# The problem
It would help if you retyped the data exactly, leaving out the pictures.

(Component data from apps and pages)

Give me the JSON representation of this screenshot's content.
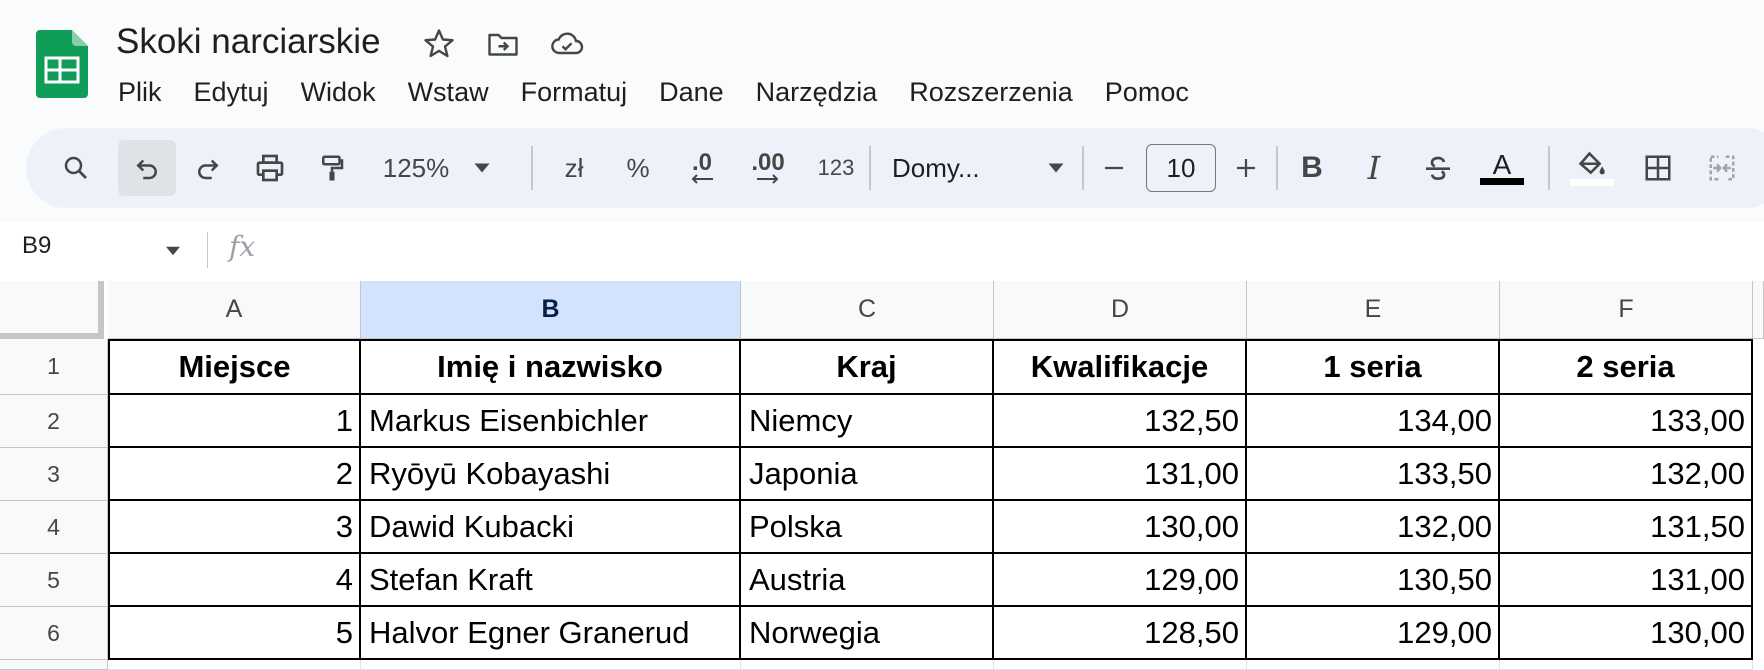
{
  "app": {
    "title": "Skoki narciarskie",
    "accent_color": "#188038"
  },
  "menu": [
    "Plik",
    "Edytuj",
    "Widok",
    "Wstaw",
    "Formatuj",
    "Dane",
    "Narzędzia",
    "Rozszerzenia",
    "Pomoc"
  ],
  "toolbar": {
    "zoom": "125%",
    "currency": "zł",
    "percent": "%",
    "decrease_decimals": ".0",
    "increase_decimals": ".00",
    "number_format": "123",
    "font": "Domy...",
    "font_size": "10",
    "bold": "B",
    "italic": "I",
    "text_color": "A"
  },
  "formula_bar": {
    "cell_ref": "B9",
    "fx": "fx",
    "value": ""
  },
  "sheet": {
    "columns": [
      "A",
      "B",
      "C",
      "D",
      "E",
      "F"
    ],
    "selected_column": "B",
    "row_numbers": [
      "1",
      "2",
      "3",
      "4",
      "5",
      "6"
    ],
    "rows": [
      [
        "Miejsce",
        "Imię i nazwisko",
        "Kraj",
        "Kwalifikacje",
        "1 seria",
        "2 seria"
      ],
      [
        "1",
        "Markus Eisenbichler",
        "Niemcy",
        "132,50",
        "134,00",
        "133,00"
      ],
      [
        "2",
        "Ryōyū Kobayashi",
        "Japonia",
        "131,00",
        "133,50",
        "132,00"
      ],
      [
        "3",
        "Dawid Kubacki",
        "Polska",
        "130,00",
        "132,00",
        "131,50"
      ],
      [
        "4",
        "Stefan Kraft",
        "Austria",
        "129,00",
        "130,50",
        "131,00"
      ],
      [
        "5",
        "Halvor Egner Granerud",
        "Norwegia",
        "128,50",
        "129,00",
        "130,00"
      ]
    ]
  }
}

# Your solution
Give me the JSON representation of this screenshot's content.
{
  "app": {
    "title": "Skoki narciarskie",
    "accent_color": "#188038"
  },
  "menu": [
    "Plik",
    "Edytuj",
    "Widok",
    "Wstaw",
    "Formatuj",
    "Dane",
    "Narzędzia",
    "Rozszerzenia",
    "Pomoc"
  ],
  "toolbar": {
    "zoom": "125%",
    "currency": "zł",
    "percent": "%",
    "decrease_decimals": ".0",
    "increase_decimals": ".00",
    "number_format": "123",
    "font": "Domy...",
    "font_size": "10",
    "bold": "B",
    "italic": "I",
    "text_color": "A"
  },
  "formula_bar": {
    "cell_ref": "B9",
    "fx": "fx",
    "value": ""
  },
  "sheet": {
    "columns": [
      "A",
      "B",
      "C",
      "D",
      "E",
      "F"
    ],
    "selected_column": "B",
    "row_numbers": [
      "1",
      "2",
      "3",
      "4",
      "5",
      "6"
    ],
    "rows": [
      [
        "Miejsce",
        "Imię i nazwisko",
        "Kraj",
        "Kwalifikacje",
        "1 seria",
        "2 seria"
      ],
      [
        "1",
        "Markus Eisenbichler",
        "Niemcy",
        "132,50",
        "134,00",
        "133,00"
      ],
      [
        "2",
        "Ryōyū Kobayashi",
        "Japonia",
        "131,00",
        "133,50",
        "132,00"
      ],
      [
        "3",
        "Dawid Kubacki",
        "Polska",
        "130,00",
        "132,00",
        "131,50"
      ],
      [
        "4",
        "Stefan Kraft",
        "Austria",
        "129,00",
        "130,50",
        "131,00"
      ],
      [
        "5",
        "Halvor Egner Granerud",
        "Norwegia",
        "128,50",
        "129,00",
        "130,00"
      ]
    ]
  }
}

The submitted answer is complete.